App and web page records:
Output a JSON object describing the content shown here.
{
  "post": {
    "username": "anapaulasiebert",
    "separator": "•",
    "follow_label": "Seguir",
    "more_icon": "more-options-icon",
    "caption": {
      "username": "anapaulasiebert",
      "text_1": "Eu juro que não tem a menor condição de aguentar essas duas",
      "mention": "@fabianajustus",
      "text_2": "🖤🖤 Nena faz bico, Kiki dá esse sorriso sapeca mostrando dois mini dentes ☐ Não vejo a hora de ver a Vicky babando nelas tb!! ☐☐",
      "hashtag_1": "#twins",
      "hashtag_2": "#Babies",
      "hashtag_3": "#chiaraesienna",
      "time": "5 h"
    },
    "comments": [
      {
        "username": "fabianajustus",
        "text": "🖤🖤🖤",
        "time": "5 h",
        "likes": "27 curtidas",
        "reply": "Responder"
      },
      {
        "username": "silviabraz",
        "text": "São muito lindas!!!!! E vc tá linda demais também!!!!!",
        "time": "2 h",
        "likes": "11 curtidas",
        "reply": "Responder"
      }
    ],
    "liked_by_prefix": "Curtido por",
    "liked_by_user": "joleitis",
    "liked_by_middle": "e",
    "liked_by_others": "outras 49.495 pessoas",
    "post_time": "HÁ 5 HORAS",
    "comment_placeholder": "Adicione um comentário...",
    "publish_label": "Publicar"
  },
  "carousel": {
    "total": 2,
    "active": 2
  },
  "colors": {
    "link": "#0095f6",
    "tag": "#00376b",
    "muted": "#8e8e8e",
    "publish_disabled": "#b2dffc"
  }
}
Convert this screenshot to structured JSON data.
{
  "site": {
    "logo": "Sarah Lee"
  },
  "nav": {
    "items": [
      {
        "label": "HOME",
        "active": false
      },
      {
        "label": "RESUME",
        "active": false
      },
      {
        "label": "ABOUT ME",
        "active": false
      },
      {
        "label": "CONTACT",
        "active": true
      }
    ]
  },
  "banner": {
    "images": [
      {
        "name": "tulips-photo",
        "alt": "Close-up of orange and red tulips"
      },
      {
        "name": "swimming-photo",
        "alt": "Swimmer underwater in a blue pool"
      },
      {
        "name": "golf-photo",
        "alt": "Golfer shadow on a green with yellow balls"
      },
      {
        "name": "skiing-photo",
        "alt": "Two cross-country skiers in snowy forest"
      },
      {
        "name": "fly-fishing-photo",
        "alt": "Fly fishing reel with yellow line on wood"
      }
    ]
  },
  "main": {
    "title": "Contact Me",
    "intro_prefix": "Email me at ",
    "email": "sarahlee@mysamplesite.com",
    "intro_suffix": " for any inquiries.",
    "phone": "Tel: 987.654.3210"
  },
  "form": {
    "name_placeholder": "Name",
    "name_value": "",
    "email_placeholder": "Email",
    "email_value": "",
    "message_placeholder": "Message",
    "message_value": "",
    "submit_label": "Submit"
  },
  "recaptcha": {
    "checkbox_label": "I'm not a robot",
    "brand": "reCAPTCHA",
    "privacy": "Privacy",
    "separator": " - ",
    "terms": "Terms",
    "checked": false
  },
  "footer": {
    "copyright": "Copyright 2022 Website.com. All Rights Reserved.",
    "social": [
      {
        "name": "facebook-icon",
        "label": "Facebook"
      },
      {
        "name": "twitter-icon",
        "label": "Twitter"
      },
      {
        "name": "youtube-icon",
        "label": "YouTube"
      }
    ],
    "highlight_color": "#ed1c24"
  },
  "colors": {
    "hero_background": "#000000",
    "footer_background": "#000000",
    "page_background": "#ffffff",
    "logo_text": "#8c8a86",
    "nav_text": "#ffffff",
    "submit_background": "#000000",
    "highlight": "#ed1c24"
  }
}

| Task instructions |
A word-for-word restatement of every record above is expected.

| Exercise result |
Output a JSON object describing the content shown here.
{
  "post": {
    "username": "anapaulasiebert",
    "separator": "•",
    "follow_label": "Seguir",
    "more_icon": "more-options-icon",
    "caption": {
      "username": "anapaulasiebert",
      "text_1": "Eu juro que não tem a menor condição de aguentar essas duas",
      "mention": "@fabianajustus",
      "text_2": "🖤🖤 Nena faz bico, Kiki dá esse sorriso sapeca mostrando dois mini dentes ☐ Não vejo a hora de ver a Vicky babando nelas tb!! ☐☐",
      "hashtag_1": "#twins",
      "hashtag_2": "#Babies",
      "hashtag_3": "#chiaraesienna",
      "time": "5 h"
    },
    "comments": [
      {
        "username": "fabianajustus",
        "text": "🖤🖤🖤",
        "time": "5 h",
        "likes": "27 curtidas",
        "reply": "Responder"
      },
      {
        "username": "silviabraz",
        "text": "São muito lindas!!!!! E vc tá linda demais também!!!!!",
        "time": "2 h",
        "likes": "11 curtidas",
        "reply": "Responder"
      }
    ],
    "liked_by_prefix": "Curtido por",
    "liked_by_user": "joleitis",
    "liked_by_middle": "e",
    "liked_by_others": "outras 49.495 pessoas",
    "post_time": "HÁ 5 HORAS",
    "comment_placeholder": "Adicione um comentário...",
    "publish_label": "Publicar"
  },
  "carousel": {
    "total": 2,
    "active": 2
  },
  "colors": {
    "link": "#0095f6",
    "tag": "#00376b",
    "muted": "#8e8e8e",
    "publish_disabled": "#b2dffc"
  }
}
Convert this screenshot to structured JSON data.
{
  "site": {
    "logo": "Sarah Lee"
  },
  "nav": {
    "items": [
      {
        "label": "HOME",
        "active": false
      },
      {
        "label": "RESUME",
        "active": false
      },
      {
        "label": "ABOUT ME",
        "active": false
      },
      {
        "label": "CONTACT",
        "active": true
      }
    ]
  },
  "banner": {
    "images": [
      {
        "name": "tulips-photo",
        "alt": "Close-up of orange and red tulips"
      },
      {
        "name": "swimming-photo",
        "alt": "Swimmer underwater in a blue pool"
      },
      {
        "name": "golf-photo",
        "alt": "Golfer shadow on a green with yellow balls"
      },
      {
        "name": "skiing-photo",
        "alt": "Two cross-country skiers in snowy forest"
      },
      {
        "name": "fly-fishing-photo",
        "alt": "Fly fishing reel with yellow line on wood"
      }
    ]
  },
  "main": {
    "title": "Contact Me",
    "intro_prefix": "Email me at ",
    "email": "sarahlee@mysamplesite.com",
    "intro_suffix": " for any inquiries.",
    "phone": "Tel: 987.654.3210"
  },
  "form": {
    "name_placeholder": "Name",
    "name_value": "",
    "email_placeholder": "Email",
    "email_value": "",
    "message_placeholder": "Message",
    "message_value": "",
    "submit_label": "Submit"
  },
  "recaptcha": {
    "checkbox_label": "I'm not a robot",
    "brand": "reCAPTCHA",
    "privacy": "Privacy",
    "separator": " - ",
    "terms": "Terms",
    "checked": false
  },
  "footer": {
    "copyright": "Copyright 2022 Website.com. All Rights Reserved.",
    "social": [
      {
        "name": "facebook-icon",
        "label": "Facebook"
      },
      {
        "name": "twitter-icon",
        "label": "Twitter"
      },
      {
        "name": "youtube-icon",
        "label": "YouTube"
      }
    ],
    "highlight_color": "#ed1c24"
  },
  "colors": {
    "hero_background": "#000000",
    "footer_background": "#000000",
    "page_background": "#ffffff",
    "logo_text": "#8c8a86",
    "nav_text": "#ffffff",
    "submit_background": "#000000",
    "highlight": "#ed1c24"
  }
}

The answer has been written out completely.